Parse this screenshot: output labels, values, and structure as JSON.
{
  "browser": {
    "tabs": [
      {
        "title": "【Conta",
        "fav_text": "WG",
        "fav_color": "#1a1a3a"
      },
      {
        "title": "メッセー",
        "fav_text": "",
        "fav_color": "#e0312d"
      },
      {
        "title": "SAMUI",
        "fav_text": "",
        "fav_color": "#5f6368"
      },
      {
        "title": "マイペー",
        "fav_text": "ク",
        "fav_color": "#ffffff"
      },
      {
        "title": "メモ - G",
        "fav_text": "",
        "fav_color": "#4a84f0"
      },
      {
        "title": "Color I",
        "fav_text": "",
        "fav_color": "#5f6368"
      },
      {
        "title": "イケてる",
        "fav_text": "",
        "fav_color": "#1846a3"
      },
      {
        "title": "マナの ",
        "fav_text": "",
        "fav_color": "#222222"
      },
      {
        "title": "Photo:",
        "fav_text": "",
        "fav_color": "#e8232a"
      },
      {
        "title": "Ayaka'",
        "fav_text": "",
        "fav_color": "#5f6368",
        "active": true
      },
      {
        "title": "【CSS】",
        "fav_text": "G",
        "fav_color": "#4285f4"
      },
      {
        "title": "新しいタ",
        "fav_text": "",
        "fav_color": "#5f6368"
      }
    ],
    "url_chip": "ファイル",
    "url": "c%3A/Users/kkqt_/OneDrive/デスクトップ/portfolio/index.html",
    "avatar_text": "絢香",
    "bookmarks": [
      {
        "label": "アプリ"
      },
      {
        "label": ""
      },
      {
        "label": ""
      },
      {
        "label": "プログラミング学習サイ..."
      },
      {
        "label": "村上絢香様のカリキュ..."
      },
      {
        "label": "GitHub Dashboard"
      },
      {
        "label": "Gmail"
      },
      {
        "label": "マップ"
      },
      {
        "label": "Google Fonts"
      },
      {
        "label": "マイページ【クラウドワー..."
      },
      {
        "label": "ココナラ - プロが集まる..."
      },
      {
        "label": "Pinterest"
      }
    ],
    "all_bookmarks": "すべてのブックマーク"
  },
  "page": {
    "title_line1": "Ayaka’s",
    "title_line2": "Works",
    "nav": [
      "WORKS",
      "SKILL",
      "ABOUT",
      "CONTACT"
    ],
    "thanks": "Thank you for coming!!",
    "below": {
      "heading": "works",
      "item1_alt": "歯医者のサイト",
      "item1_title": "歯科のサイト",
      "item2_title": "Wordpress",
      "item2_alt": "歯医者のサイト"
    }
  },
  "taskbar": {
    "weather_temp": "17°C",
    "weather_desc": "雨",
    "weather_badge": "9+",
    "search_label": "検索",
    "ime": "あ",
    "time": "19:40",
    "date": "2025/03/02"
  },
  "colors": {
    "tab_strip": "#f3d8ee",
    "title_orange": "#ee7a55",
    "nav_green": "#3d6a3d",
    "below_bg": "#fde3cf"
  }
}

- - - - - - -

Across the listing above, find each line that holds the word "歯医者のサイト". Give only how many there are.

**TASK ANSWER:**
2